The British government is backing French Finance Minister Christine Lagarde to be the new head of the International Monetary Fund.
The position became vacant when managing director Dominique Strauss-Kahn resigned on Wednesday in New York where he faces seven charges of sexual assault arising from an incident at a hotel on 14 May.[image:2069:third:right]
Chancellor George Osborne is to formally nominate Ms Lagarde for the post.
Britain is the first G7 country to officially back her.
In a statement on Saturday, Mr Osborne said she was ''far and away the outstanding candidate''.
Mr Osborne said Ms Lagarde would be elected on a ''merit-based candidacy, as she's been an outstanding finance minister and has chaired the G20 finance ministerial meetings this year in an effective and consensual way''.
He also said she is ''a strong backer of the type of fiscal austerity measures we think are necessary'' to restore the world's major economies to full health.
The BBC reports that Britain is confident Ms Lagarde would also have the backing of the Chinese and US governments.
She has already won praise for her credentials from interim IMF head John Lipsky, the Italian government, the Swedish finance minister and Jean-Claude Juncker, who chairs the eurozone committee of finance ministers.
Ms Lagarde has been praised for her role in tackling the European debt crisis and the handling of demands of advanced and developing economies through France's presidency of the Group of 20 this year.
She headed the Baker & McKenzie law firm in Chicago before joining the French government in 2005.
The IMF board said on Friday that the process to find a new managing director would be completed by 30 June.

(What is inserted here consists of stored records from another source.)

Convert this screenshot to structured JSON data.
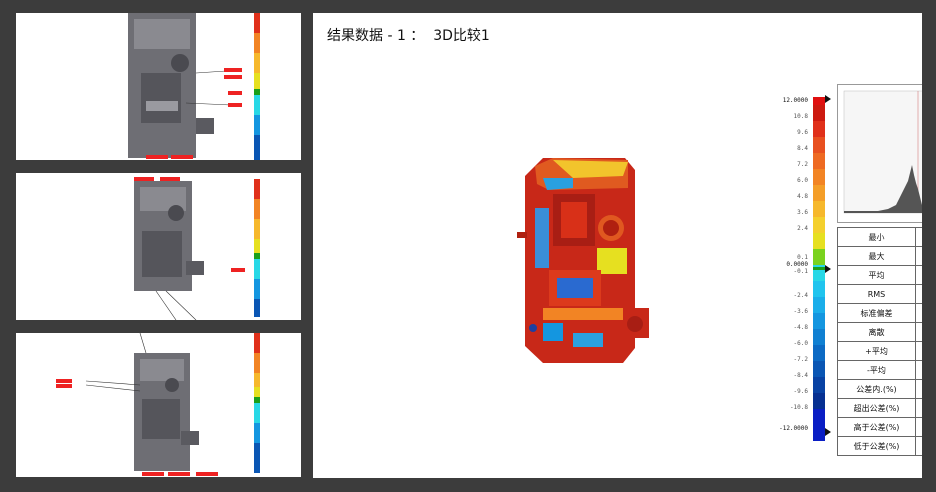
{
  "main": {
    "title": "结果数据 - 1 ：  3D比较1",
    "scale": {
      "labels": [
        "12.0000",
        "10.8",
        "9.6",
        "8.4",
        "7.2",
        "6.0",
        "4.8",
        "3.6",
        "2.4",
        "0.1",
        "0.0000",
        "-0.1",
        "-2.4",
        "-3.6",
        "-4.8",
        "-6.0",
        "-7.2",
        "-8.4",
        "-9.6",
        "-10.8",
        "-12.0000"
      ],
      "colors": [
        "#cc1a10",
        "#e0301a",
        "#e85020",
        "#ee6a22",
        "#f28424",
        "#f49e28",
        "#f6b82c",
        "#f4d02e",
        "#e6e020",
        "#7ad21e",
        "#28d8e6",
        "#20c4ee",
        "#1aaeea",
        "#1496e0",
        "#1080d2",
        "#0c6ac4",
        "#0a56b4",
        "#0842a4",
        "#063092",
        "#0a1ec4"
      ],
      "max_marker_color": "#e01010",
      "min_marker_color": "#0a1ec4",
      "zero_color": "#1aa01a"
    },
    "stats_rows": [
      "最小",
      "最大",
      "平均",
      "RMS",
      "标准偏差",
      "离散",
      "+平均",
      "-平均",
      "公差内.(%)",
      "超出公差(%)",
      "高于公差(%)",
      "低于公差(%)"
    ]
  },
  "thumbnails": [
    {
      "name": "thumbnail-view-1"
    },
    {
      "name": "thumbnail-view-2"
    },
    {
      "name": "thumbnail-view-3"
    }
  ]
}
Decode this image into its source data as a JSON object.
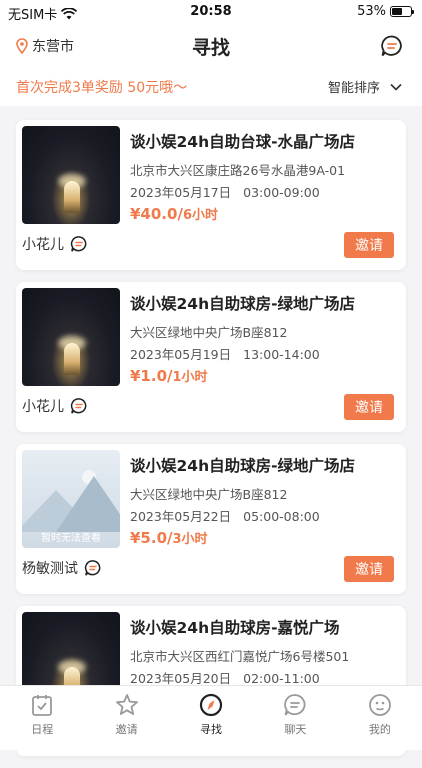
{
  "status": {
    "carrier": "无SIM卡",
    "time": "20:58",
    "battery": "53%",
    "battery_level": 0.53
  },
  "nav": {
    "location": "东营市",
    "title": "寻找"
  },
  "promo": {
    "text": "首次完成3单奖励 50元哦～",
    "sort_label": "智能排序"
  },
  "listings": [
    {
      "title": "谈小娱24h自助台球-水晶广场店",
      "address": "北京市大兴区康庄路26号水晶港9A-01",
      "date": "2023年05月17日",
      "time": "03:00-09:00",
      "price": "¥40.0/",
      "unit": "6小时",
      "host": "小花儿",
      "button": "邀请",
      "image": "photo"
    },
    {
      "title": "谈小娱24h自助球房-绿地广场店",
      "address": "大兴区绿地中央广场B座812",
      "date": "2023年05月19日",
      "time": "13:00-14:00",
      "price": "¥1.0/",
      "unit": "1小时",
      "host": "小花儿",
      "button": "邀请",
      "image": "photo"
    },
    {
      "title": "谈小娱24h自助球房-绿地广场店",
      "address": "大兴区绿地中央广场B座812",
      "date": "2023年05月22日",
      "time": "05:00-08:00",
      "price": "¥5.0/",
      "unit": "3小时",
      "host": "杨敏测试",
      "button": "邀请",
      "image": "placeholder",
      "image_text": "暂时无法查看"
    },
    {
      "title": "谈小娱24h自助球房-嘉悦广场",
      "address": "北京市大兴区西红门嘉悦广场6号楼501",
      "date": "2023年05月20日",
      "time": "02:00-11:00",
      "price": "",
      "unit": "",
      "host": "",
      "button": "",
      "image": "photo"
    }
  ],
  "tabs": [
    {
      "label": "日程",
      "icon": "calendar-icon"
    },
    {
      "label": "邀请",
      "icon": "star-icon"
    },
    {
      "label": "寻找",
      "icon": "compass-icon",
      "active": true
    },
    {
      "label": "聊天",
      "icon": "chat-icon"
    },
    {
      "label": "我的",
      "icon": "profile-icon"
    }
  ],
  "colors": {
    "accent": "#f07a4a",
    "background": "#f4f4f6"
  }
}
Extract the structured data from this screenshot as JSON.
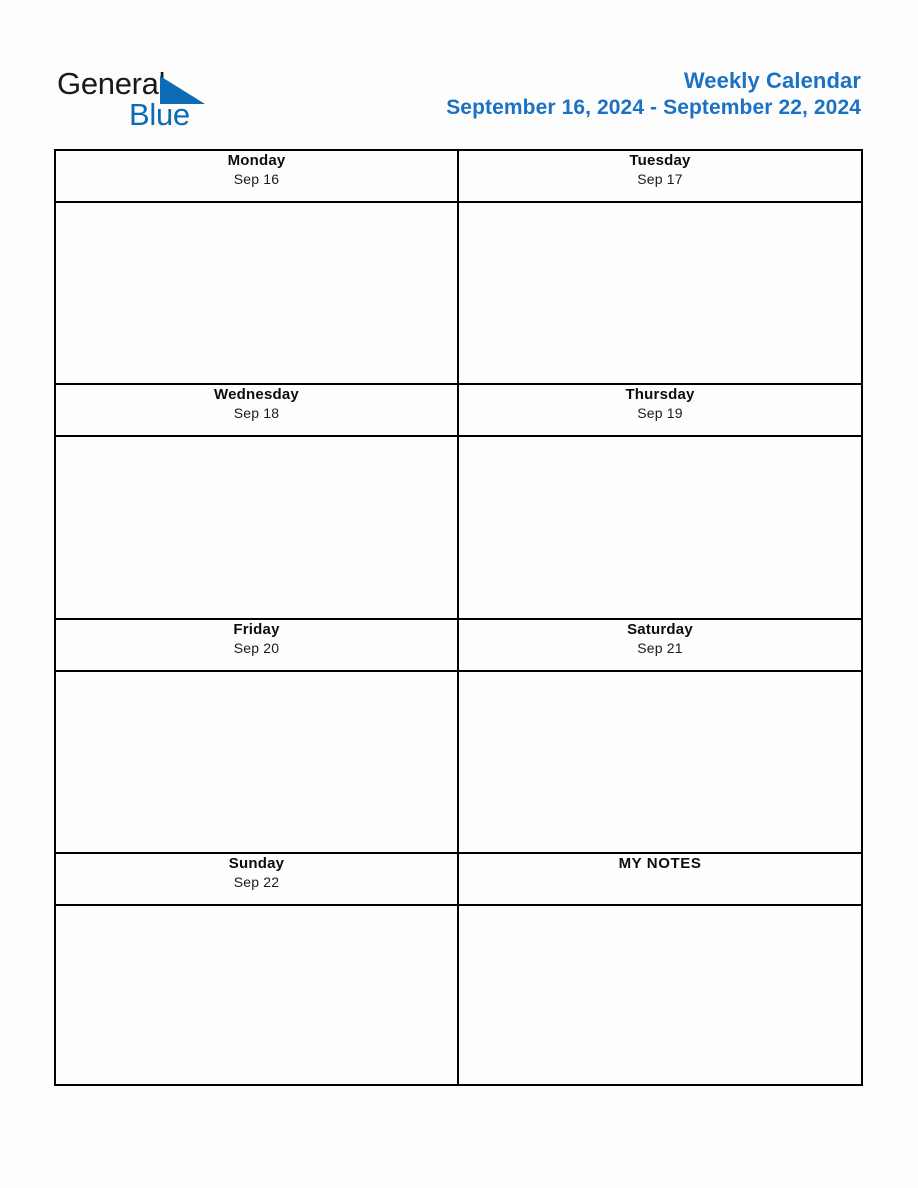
{
  "brand": {
    "name_part1": "General",
    "name_part2": "Blue",
    "logo_icon": "blue-triangle",
    "color_dark": "#1a1a1a",
    "color_blue": "#0b6cb5"
  },
  "header": {
    "title": "Weekly Calendar",
    "date_range": "September 16, 2024 - September 22, 2024",
    "title_color": "#1b72c4"
  },
  "theme": {
    "header_cell_bg": "#9bc0e4",
    "border_color": "#000000",
    "page_bg": "#fdfdfd",
    "cell_bg": "#fefefe"
  },
  "calendar": {
    "notes_label": "MY NOTES",
    "rows": [
      {
        "left": {
          "day": "Monday",
          "date": "Sep 16",
          "content": ""
        },
        "right": {
          "day": "Tuesday",
          "date": "Sep 17",
          "content": ""
        }
      },
      {
        "left": {
          "day": "Wednesday",
          "date": "Sep 18",
          "content": ""
        },
        "right": {
          "day": "Thursday",
          "date": "Sep 19",
          "content": ""
        }
      },
      {
        "left": {
          "day": "Friday",
          "date": "Sep 20",
          "content": ""
        },
        "right": {
          "day": "Saturday",
          "date": "Sep 21",
          "content": ""
        }
      },
      {
        "left": {
          "day": "Sunday",
          "date": "Sep 22",
          "content": ""
        },
        "right": {
          "day": "MY NOTES",
          "date": "",
          "content": ""
        }
      }
    ]
  }
}
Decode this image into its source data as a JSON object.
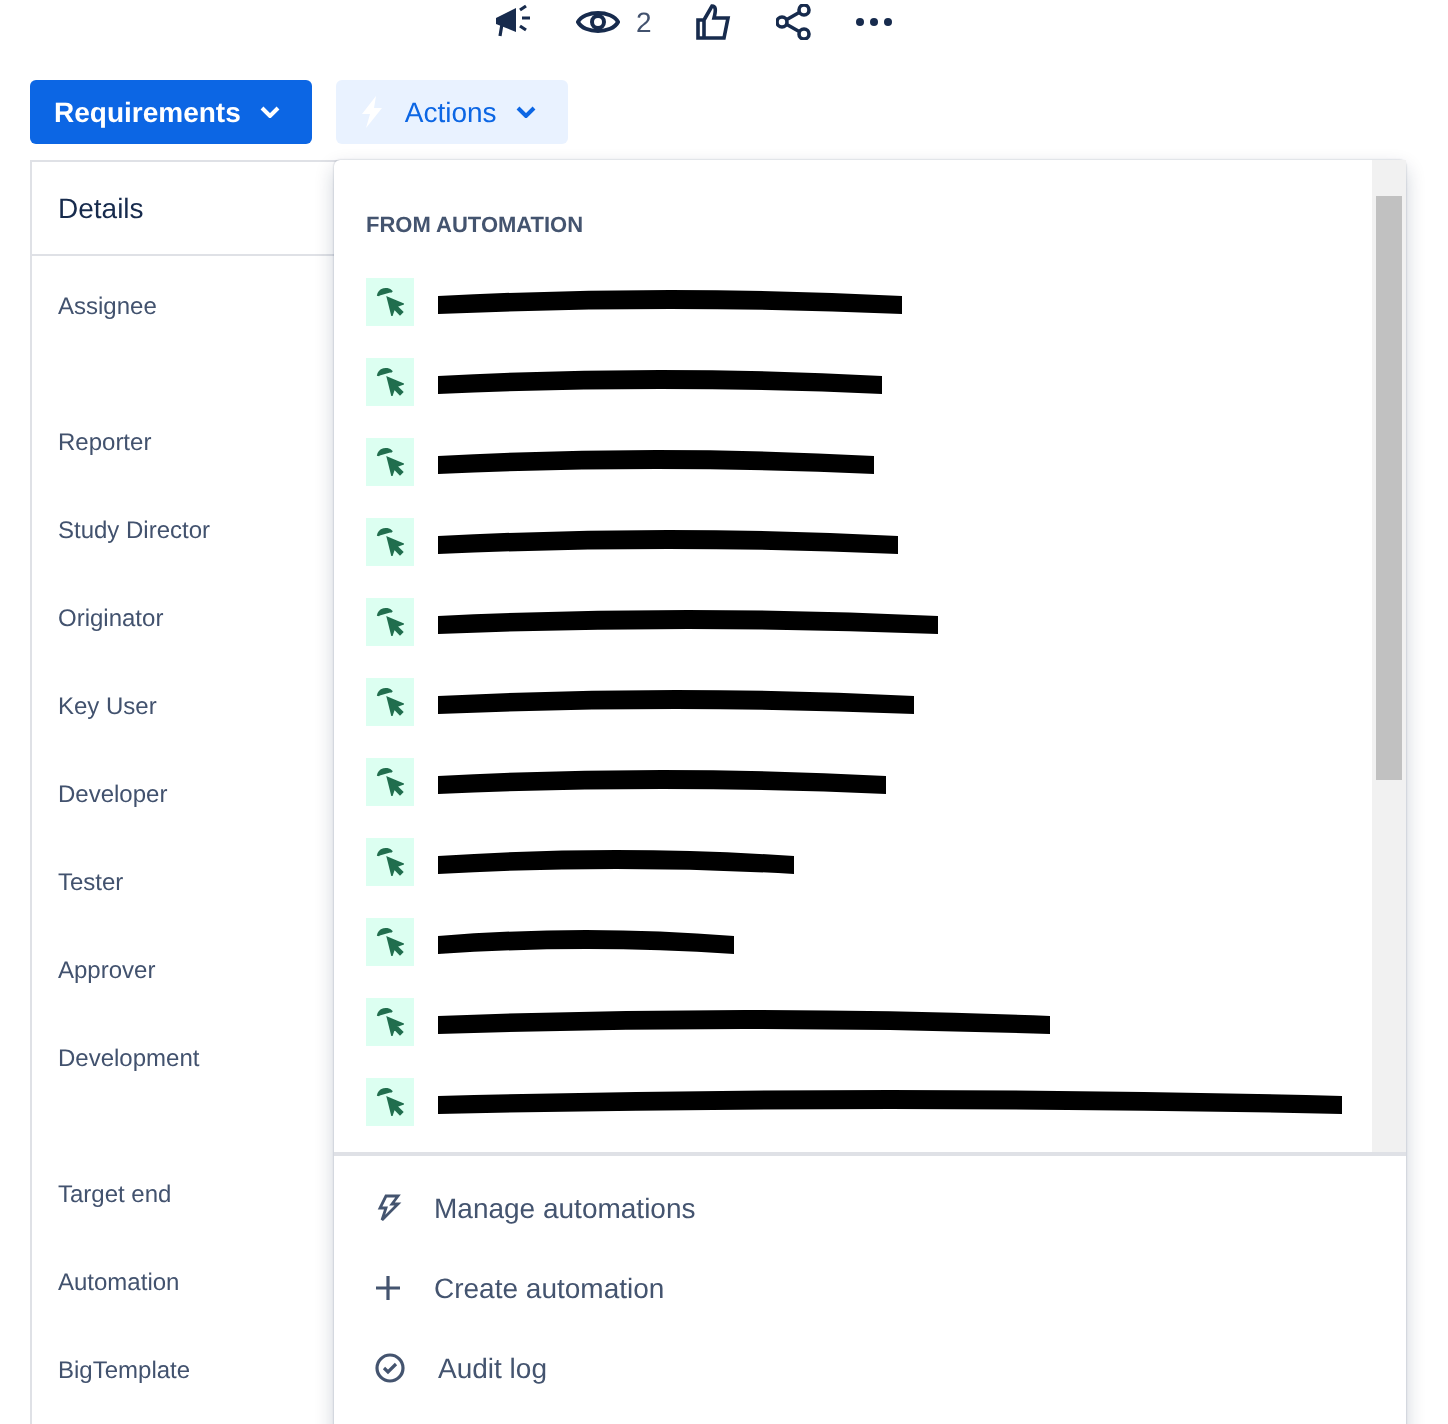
{
  "toolbar": {
    "watchers": "2"
  },
  "buttons": [
    {
      "label": "Requirements",
      "kind": "primary"
    },
    {
      "label": "Actions",
      "kind": "subtle"
    }
  ],
  "details": {
    "title": "Details",
    "fields": [
      {
        "label": "Assignee",
        "kind": "tall"
      },
      {
        "label": "Reporter",
        "kind": "normal"
      },
      {
        "label": "Study Director",
        "kind": "normal"
      },
      {
        "label": "Originator",
        "kind": "normal"
      },
      {
        "label": "Key User",
        "kind": "normal"
      },
      {
        "label": "Developer",
        "kind": "normal"
      },
      {
        "label": "Tester",
        "kind": "normal"
      },
      {
        "label": "Approver",
        "kind": "normal"
      },
      {
        "label": "Development",
        "kind": "tall"
      },
      {
        "label": "Target end",
        "kind": "normal"
      },
      {
        "label": "Automation",
        "kind": "normal"
      },
      {
        "label": "BigTemplate",
        "kind": "normal"
      }
    ]
  },
  "menu": {
    "section": "FROM AUTOMATION",
    "rules": [
      {
        "redacted": true
      },
      {
        "redacted": true
      },
      {
        "redacted": true
      },
      {
        "redacted": true
      },
      {
        "redacted": true
      },
      {
        "redacted": true
      },
      {
        "redacted": true
      },
      {
        "redacted": true
      },
      {
        "redacted": true
      },
      {
        "redacted": true
      },
      {
        "redacted": true
      }
    ],
    "footer": [
      {
        "label": "Manage automations",
        "kind": "manage"
      },
      {
        "label": "Create automation",
        "kind": "create"
      },
      {
        "label": "Audit log",
        "kind": "audit"
      }
    ]
  }
}
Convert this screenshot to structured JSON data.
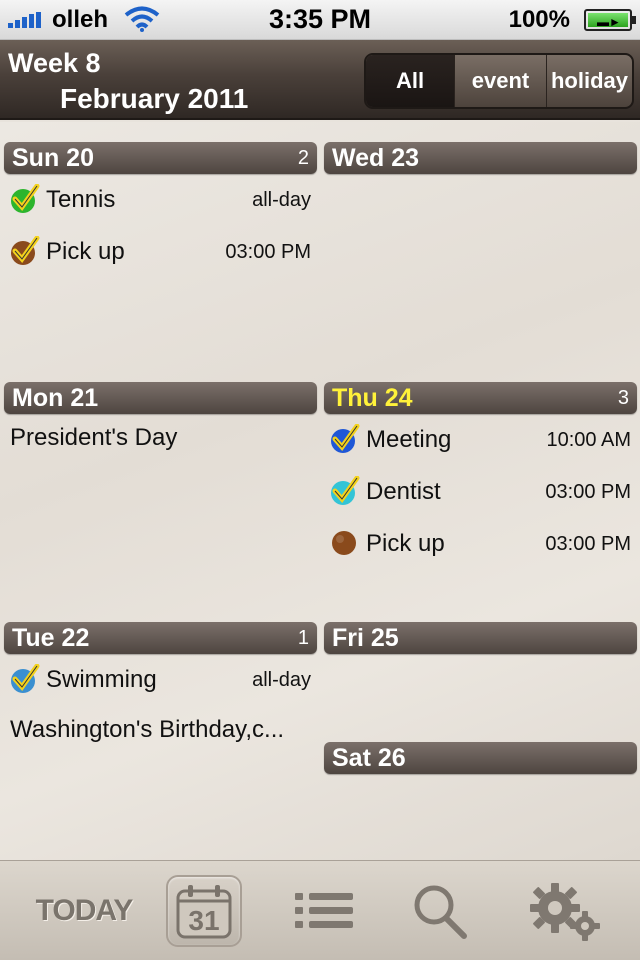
{
  "status_bar": {
    "carrier": "olleh",
    "time": "3:35 PM",
    "battery": "100%"
  },
  "header": {
    "week": "Week 8",
    "month": "February 2011",
    "filters": [
      "All",
      "event",
      "holiday"
    ],
    "active_filter": "All"
  },
  "days": {
    "sun": {
      "label": "Sun 20",
      "count": "2",
      "events": [
        {
          "title": "Tennis",
          "time": "all-day",
          "color": "#2db52d",
          "icon": "check-icon"
        },
        {
          "title": "Pick up",
          "time": "03:00 PM",
          "color": "#8a4a1c",
          "icon": "check-icon"
        }
      ]
    },
    "wed": {
      "label": "Wed 23"
    },
    "mon": {
      "label": "Mon 21",
      "holiday": "President's Day"
    },
    "thu": {
      "label": "Thu 24",
      "count": "3",
      "events": [
        {
          "title": "Meeting",
          "time": "10:00 AM",
          "color": "#1f57d6",
          "icon": "check-icon"
        },
        {
          "title": "Dentist",
          "time": "03:00 PM",
          "color": "#33c4d6",
          "icon": "check-icon"
        },
        {
          "title": "Pick up",
          "time": "03:00 PM",
          "color": "#8a4a1c",
          "icon": "dot-icon"
        }
      ]
    },
    "tue": {
      "label": "Tue 22",
      "count": "1",
      "events": [
        {
          "title": "Swimming",
          "time": "all-day",
          "color": "#3a8fd0",
          "icon": "check-icon"
        }
      ],
      "holiday": "Washington's Birthday,c..."
    },
    "fri": {
      "label": "Fri 25"
    },
    "sat": {
      "label": "Sat 26"
    }
  },
  "tabbar": {
    "today_label": "TODAY",
    "calendar_day": "31"
  },
  "colors": {
    "today_header_text": "#fff23a",
    "header_brown": "#4a403a",
    "check_yellow": "#f3d21c"
  }
}
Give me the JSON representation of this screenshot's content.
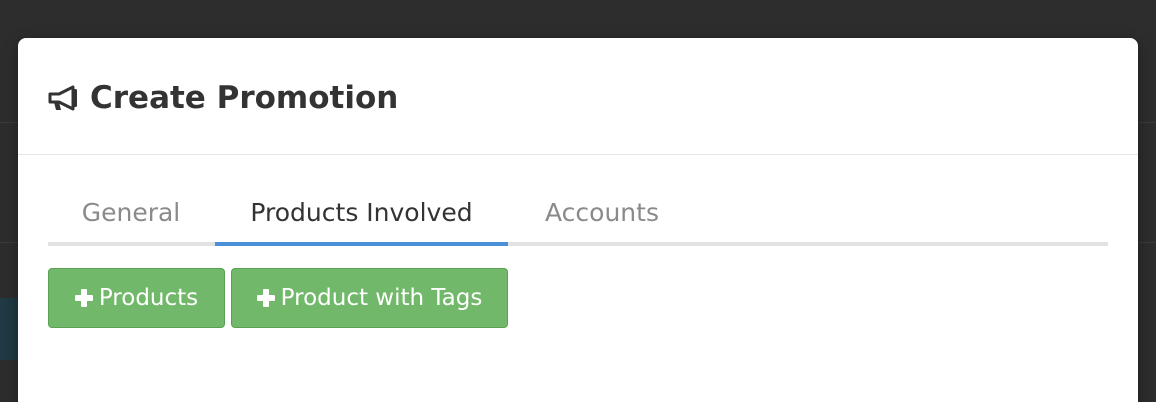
{
  "modal": {
    "title": "Create Promotion",
    "title_icon": "bullhorn-icon"
  },
  "tabs": [
    {
      "label": "General",
      "active": false
    },
    {
      "label": "Products Involved",
      "active": true
    },
    {
      "label": "Accounts",
      "active": false
    }
  ],
  "actions": {
    "add_products_label": "Products",
    "add_product_with_tags_label": "Product with Tags",
    "icon": "plus-icon"
  },
  "colors": {
    "success_button": "#72b86a",
    "active_tab_underline": "#4a90d9",
    "title_text": "#333333",
    "inactive_tab_text": "#8a8a8a",
    "backdrop": "#2d2d2d"
  }
}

Mr Strauss-Khan was released on bail of $US1 million on Friday to a New York apartment, in the custody of a security company.